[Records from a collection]
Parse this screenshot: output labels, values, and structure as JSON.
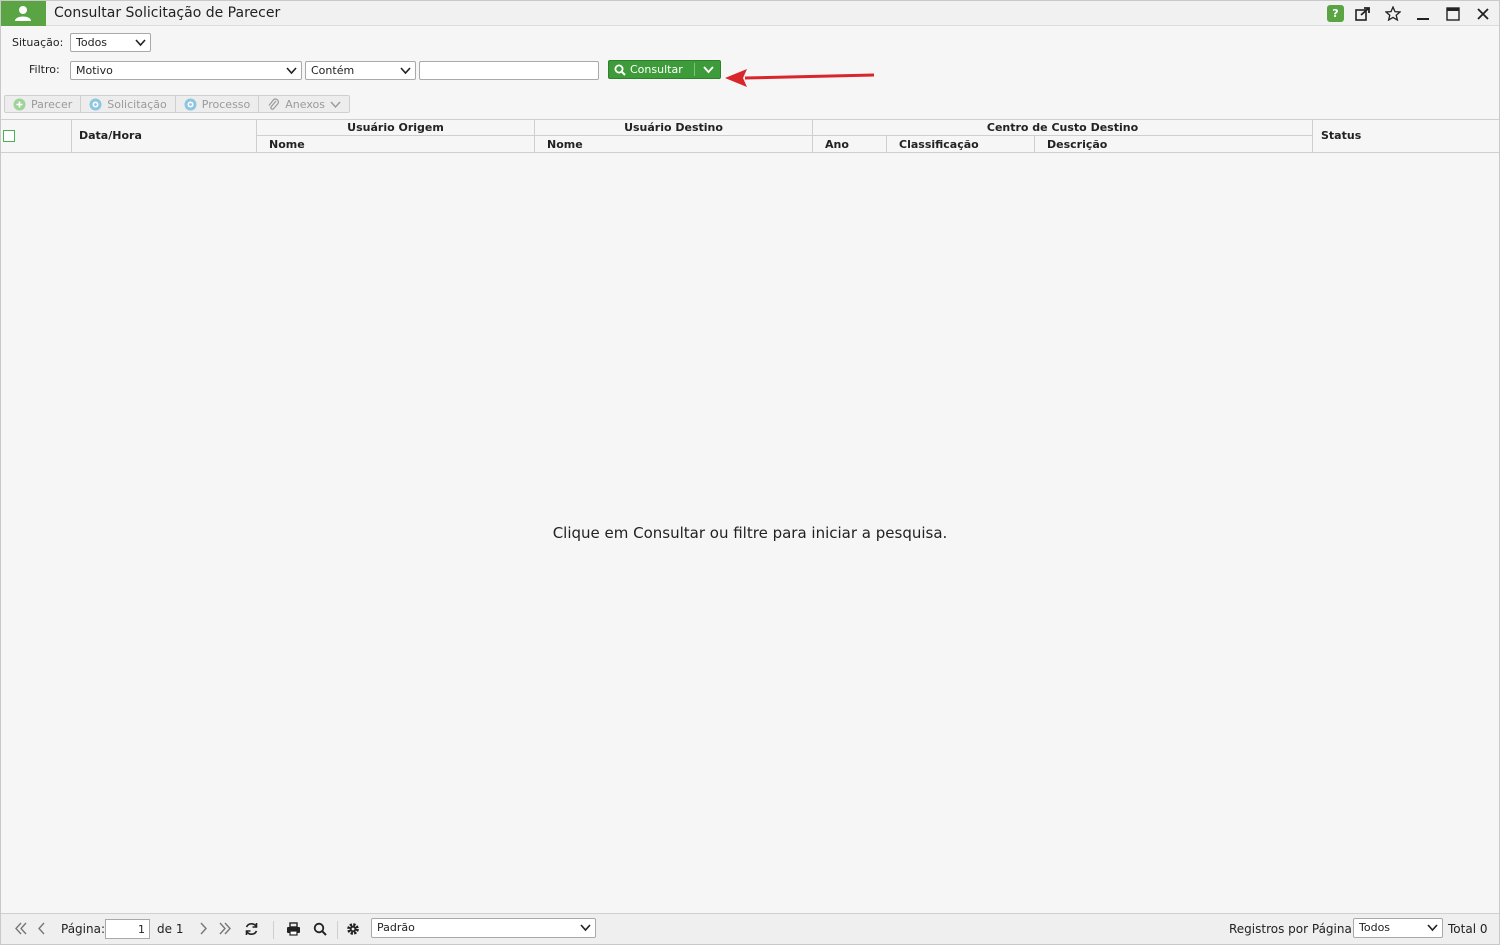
{
  "window": {
    "title": "Consultar Solicitação de Parecer"
  },
  "filters": {
    "situacao_label": "Situação:",
    "situacao_value": "Todos",
    "filtro_label": "Filtro:",
    "field_value": "Motivo",
    "operator_value": "Contém",
    "search_value": "",
    "consultar_label": "Consultar"
  },
  "actions": [
    {
      "label": "Parecer",
      "icon": "plus-circle-icon"
    },
    {
      "label": "Solicitação",
      "icon": "eye-icon"
    },
    {
      "label": "Processo",
      "icon": "eye-icon"
    },
    {
      "label": "Anexos",
      "icon": "paperclip-icon"
    }
  ],
  "grid": {
    "col_datahora": "Data/Hora",
    "group_origem": "Usuário Origem",
    "group_destino": "Usuário Destino",
    "group_centro": "Centro de Custo Destino",
    "col_status": "Status",
    "sub_nome_origem": "Nome",
    "sub_nome_destino": "Nome",
    "sub_ano": "Ano",
    "sub_classificacao": "Classificação",
    "sub_descricao": "Descrição",
    "empty_message": "Clique em Consultar ou filtre para iniciar a pesquisa."
  },
  "pager": {
    "pagina_label": "Página:",
    "page_value": "1",
    "de_label": "de 1",
    "layout_value": "Padrão",
    "registros_label": "Registros por Página:",
    "registros_value": "Todos",
    "total_label": "Total 0"
  },
  "colors": {
    "accent_green": "#5aa444",
    "button_green": "#3e9b3a",
    "annotation_red": "#d8262b"
  }
}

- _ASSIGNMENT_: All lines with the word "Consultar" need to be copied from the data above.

- _FINISHED EXERCISE_:
    "title": "Consultar Solicitação de Parecer"
    "consultar_label": "Consultar"
    "empty_message": "Clique em Consultar ou filtre para iniciar a pesquisa."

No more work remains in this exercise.